Even though it's been over a week since our frigid day trip to Jasper Natinal Park to do some drawing, mountain shapes are still showing up on canvases in my studio. I haven't painted a lot of mountain scenes, so it's a nice change of subject matter. To be honest, painting a mountain scene is kind of intimidating to me. Surely such an epic landscape deserves more attention to detail, more reverence, more time spent staring at them in awe and getting their shapes just right on the canvas?
Or I could just get over it and try my hand at playing around with their interesting lines. Like any unfamiliar subject matter, I have built mountains up in my head to be something reserved for other people to paint. Well, that's dumb. I want to paint mountains too!
So I did.
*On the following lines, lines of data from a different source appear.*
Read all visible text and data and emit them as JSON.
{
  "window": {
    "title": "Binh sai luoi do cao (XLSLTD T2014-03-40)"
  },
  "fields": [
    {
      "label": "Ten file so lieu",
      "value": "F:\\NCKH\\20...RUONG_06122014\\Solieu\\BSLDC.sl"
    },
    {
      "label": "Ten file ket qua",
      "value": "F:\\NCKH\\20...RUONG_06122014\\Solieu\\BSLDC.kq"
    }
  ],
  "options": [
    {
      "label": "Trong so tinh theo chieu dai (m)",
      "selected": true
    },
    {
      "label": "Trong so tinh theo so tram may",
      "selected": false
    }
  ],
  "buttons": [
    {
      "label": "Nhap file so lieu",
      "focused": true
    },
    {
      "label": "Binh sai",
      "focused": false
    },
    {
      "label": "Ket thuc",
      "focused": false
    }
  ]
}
This series of panels was worked on simultaneously. It's kind of a mash-up of a few different photographs I took for reference. I chose the ones with the most interesting lines, highlights and shadows. It is not a continuous piece of a specific mountains range; it's more of a made-up landscape collage. Mountains are very complicated and rather than getting hung up on getting their shapes absolutely correct, I focused on fluidity of the line I was making and the shapes of some of the larger area of negative space (like snow or a swath of trees). I applied paint to all four of them at the same time to keep the colour consistent. It was a fun exercise to get me comfortable with drawing and painting mountains. So much so that I started two more mountain themed paintings.
All of these pieces will be making their way into my show at the High Level Diner later this week.